Alarming new data shows that coal, liquid fuels and gas are strengthening their grip on Africa’s power sector. Investments in renewables are too slow to keep pace with demand growth. With the ink still drying on Katowice’s COP24 agreement, Terje Osmundsen’s latest blog post makes for urgent reading…
Wind is growing in Africa, but not fast enough to keep up with fossil fuel growth
Despite all the talk of making Africa greener, the share of renewables in Africa’s power production actually dropped in the period from September 2017 to September 2018. This alarming statistic was presented at the launch of the 2018 African Energy Data Book, on the occasion of the Africa Investment Exchange in London November 15, 2018.
According to the same publication, the proportion of renewable energy in the generation mix has declined so far in 2018 in all regions except Central Africa.
Despite a slight increase in the overall share of wind and solar in three of the five regions, the slow growth in hydro combined with sustained growth in all forms of hydrocarbons resulted in an overall increase in the share of plants running on hydrocarbons and a corresponding reduction in the shares of renewables.
The use of both of the two most polluting sources of power production, coal and liquid fuels, is still growing in Africa.
Since 2010, coal power has increased its installed capacity in Africa by 13%, and is expected to peak in 2022 at 60 GW.
Perhaps more surprising is the increased reliance on liquid fuels – diesel, HFO (High Sulphur Oil) and other fuels – in the power sector. Overall, the share of plants running exclusively on liquid fuels rose from 8,6% to 19% in 2018. In addition, a large share of the dual gas/liquids-powered plants built in Africa are running on liquids as well.

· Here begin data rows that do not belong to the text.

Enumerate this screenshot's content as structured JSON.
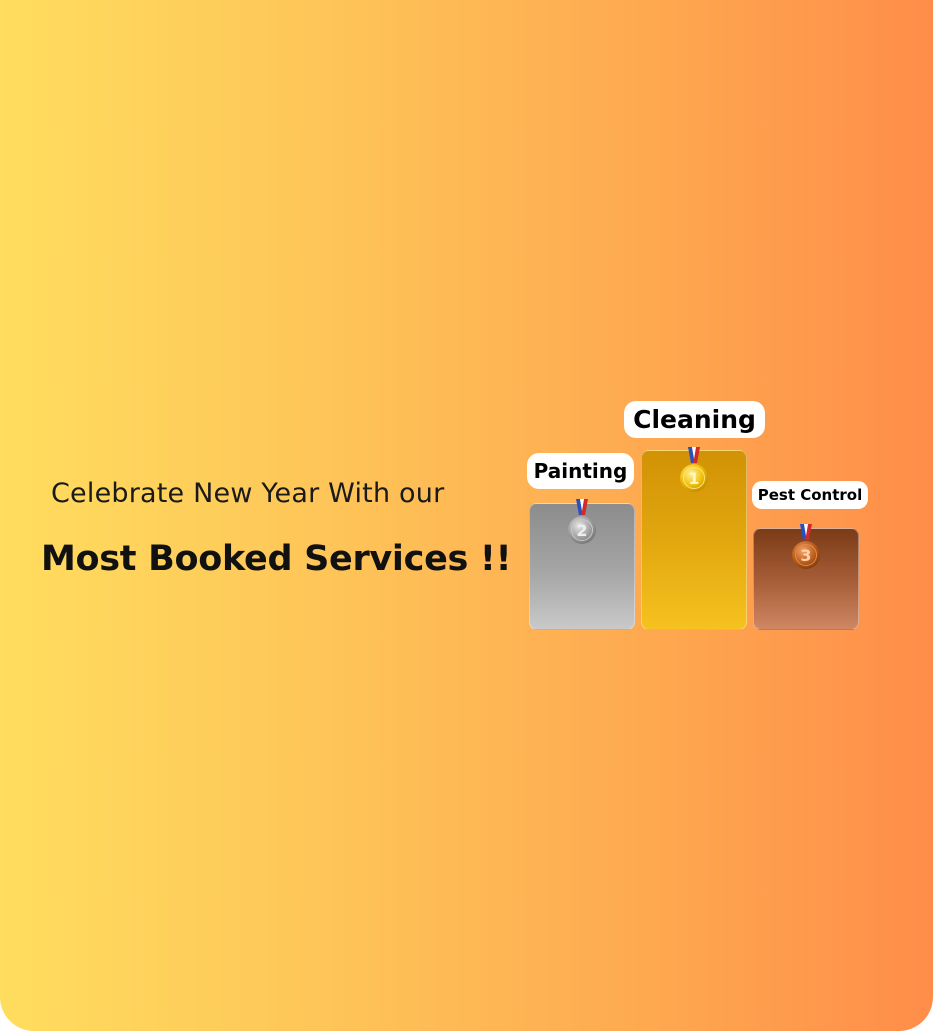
{
  "headline": {
    "subtitle": "Celebrate New Year With our",
    "title": "Most Booked Services !!"
  },
  "podium": {
    "first": {
      "label": "Cleaning",
      "rank": "1"
    },
    "second": {
      "label": "Painting",
      "rank": "2"
    },
    "third": {
      "label": "Pest Control",
      "rank": "3"
    }
  },
  "colors": {
    "gradient_left": "#ffdd5e",
    "gradient_right": "#ff8d49",
    "gold": "#f0b411",
    "silver": "#a0a0a0",
    "bronze": "#a9603a"
  },
  "icons": [
    "gold-medal-icon",
    "silver-medal-icon",
    "bronze-medal-icon"
  ]
}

the proportion of renewable energy in the generation mix has declined so far in 2018 in all regions except Central Africa
In reality, the dominance of fossil fuels in Africa’s electricity generation is even higher than accounted for here. This is because the African Energy Live Data does not include the so-called “Emergency power” segment, i.e. the millions of distributed diesel “gensets” (generators) feeding directly into large and small energy users across Africa.
Emergency power from diesel generators typically counts for 10–20 percent the total generating capacity in Sub-Saharan Africa, according to a recent study cited in my blog post: Energy access for all – a double-edged sword?
In Nigeria alone, it is estimated that the country’s 9-million generators emit 19-million tons CO2 per year, equal to the emissions from 4–5 average-sized coal power plants.
The growing dependence on fossil fuels in power generation highlights the urgent need to accelerate investments in renewables across the continent.
But experience shows that the conventional strategy of mainly relying on centralised power plants combined with high-voltage transmission to the population and economic centres take far too many years to implement and often become more expensive than originally anticipated.
The obvious solution is a move to distributed renewable generation – i.e. generation closer to the user and often behind the user’s meter – it would bring affordable power to Africa’s users more quickly – and at a lower cost than the alternatives. Sadly not obvious enough.
EDITOR’s NOTE: Re-published by kind permission. Original post by Terje Osmundsen, Founder & CEO, Empower New Energy, from his excellent Energy and Climate blog.